• _What you need to do_:
Wherever the word "property" occurs in the lines below, copy the whole line.

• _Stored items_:
►

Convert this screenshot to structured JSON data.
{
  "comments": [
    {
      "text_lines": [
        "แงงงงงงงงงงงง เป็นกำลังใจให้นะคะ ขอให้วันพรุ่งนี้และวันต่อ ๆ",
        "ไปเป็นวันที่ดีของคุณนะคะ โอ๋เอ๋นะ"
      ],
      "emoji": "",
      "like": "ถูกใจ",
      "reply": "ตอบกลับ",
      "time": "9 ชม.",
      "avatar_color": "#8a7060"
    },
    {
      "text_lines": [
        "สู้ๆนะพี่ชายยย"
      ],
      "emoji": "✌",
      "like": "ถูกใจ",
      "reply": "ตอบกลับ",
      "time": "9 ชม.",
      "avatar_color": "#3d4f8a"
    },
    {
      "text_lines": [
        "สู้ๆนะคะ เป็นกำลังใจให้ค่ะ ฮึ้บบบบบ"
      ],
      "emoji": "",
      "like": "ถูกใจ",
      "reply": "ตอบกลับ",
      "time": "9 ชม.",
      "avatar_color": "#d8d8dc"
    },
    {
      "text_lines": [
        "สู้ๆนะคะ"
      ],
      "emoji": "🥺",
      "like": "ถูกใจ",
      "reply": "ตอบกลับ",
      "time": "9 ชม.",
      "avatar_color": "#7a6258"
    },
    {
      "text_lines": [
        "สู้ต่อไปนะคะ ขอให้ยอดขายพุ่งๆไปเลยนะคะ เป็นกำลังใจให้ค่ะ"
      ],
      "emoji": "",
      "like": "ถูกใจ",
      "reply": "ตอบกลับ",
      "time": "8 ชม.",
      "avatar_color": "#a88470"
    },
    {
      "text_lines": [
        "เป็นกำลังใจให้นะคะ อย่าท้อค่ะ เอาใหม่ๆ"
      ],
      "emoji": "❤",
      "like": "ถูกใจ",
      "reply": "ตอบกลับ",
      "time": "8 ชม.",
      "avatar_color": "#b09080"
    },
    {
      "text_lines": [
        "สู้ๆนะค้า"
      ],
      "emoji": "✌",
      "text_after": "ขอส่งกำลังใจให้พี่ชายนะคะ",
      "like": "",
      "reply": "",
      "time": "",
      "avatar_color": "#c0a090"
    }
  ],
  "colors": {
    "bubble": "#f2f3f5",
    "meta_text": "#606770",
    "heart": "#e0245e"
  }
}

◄
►

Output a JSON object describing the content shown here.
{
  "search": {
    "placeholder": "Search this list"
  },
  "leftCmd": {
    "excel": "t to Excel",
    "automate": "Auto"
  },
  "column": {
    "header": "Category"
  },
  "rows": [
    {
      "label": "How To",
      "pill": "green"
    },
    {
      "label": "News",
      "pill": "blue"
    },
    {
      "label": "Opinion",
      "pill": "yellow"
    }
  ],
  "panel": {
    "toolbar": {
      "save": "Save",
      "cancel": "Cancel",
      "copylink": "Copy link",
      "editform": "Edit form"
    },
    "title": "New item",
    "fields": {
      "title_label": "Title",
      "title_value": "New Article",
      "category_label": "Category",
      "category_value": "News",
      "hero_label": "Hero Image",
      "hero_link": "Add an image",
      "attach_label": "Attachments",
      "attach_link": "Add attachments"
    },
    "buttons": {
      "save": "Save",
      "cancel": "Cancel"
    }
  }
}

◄
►

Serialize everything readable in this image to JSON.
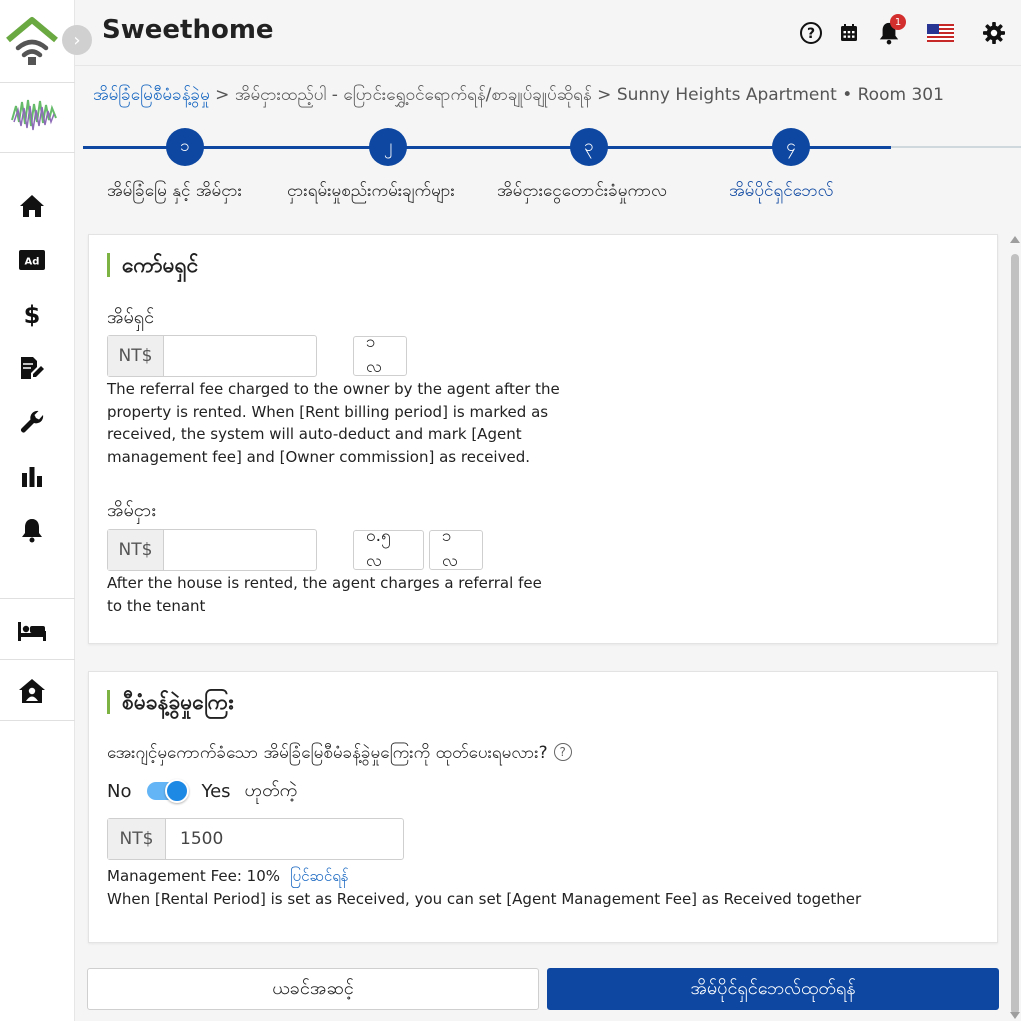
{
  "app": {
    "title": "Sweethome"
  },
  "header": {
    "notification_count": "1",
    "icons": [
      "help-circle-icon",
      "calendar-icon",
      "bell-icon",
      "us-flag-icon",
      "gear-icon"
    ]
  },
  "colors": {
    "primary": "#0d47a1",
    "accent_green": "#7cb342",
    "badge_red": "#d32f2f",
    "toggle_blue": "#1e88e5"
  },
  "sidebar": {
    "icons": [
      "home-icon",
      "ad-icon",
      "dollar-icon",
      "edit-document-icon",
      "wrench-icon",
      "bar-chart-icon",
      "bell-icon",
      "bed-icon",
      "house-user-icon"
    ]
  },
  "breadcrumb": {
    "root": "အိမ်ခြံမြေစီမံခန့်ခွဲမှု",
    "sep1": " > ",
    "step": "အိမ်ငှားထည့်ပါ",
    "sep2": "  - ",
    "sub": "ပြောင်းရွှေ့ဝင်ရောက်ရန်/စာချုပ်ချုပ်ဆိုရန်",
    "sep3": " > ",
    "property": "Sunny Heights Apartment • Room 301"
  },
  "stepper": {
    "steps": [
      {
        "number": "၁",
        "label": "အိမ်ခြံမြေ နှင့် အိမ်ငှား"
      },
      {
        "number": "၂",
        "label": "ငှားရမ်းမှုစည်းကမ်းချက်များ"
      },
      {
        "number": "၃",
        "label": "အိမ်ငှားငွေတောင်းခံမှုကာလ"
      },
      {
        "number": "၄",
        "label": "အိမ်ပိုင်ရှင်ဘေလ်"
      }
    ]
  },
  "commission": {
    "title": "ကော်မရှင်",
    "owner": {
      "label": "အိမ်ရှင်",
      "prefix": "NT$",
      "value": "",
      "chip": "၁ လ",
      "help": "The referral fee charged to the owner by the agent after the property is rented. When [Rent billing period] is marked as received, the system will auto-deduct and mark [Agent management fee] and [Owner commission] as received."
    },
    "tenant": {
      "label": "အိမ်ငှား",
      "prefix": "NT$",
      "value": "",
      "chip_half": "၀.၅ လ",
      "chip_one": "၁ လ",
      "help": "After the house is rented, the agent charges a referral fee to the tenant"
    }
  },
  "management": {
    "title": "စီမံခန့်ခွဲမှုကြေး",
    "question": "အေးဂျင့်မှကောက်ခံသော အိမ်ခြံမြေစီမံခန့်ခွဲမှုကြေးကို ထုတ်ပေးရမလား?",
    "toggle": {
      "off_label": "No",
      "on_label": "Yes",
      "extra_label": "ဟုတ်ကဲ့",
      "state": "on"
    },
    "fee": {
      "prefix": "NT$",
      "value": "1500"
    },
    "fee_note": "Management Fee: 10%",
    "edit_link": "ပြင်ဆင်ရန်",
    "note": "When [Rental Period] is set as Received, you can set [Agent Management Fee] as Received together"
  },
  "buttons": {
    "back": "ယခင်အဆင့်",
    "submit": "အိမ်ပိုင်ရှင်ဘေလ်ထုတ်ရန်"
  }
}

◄

• _Response below_:
    "property": "Sunny Heights Apartment • Room 301"
      "help": "The referral fee charged to the owner by the agent after the property is rented. When [Rent billing period] is marked as received, the system will auto-deduct and mark [Agent management fee] and [Owner commission] as received."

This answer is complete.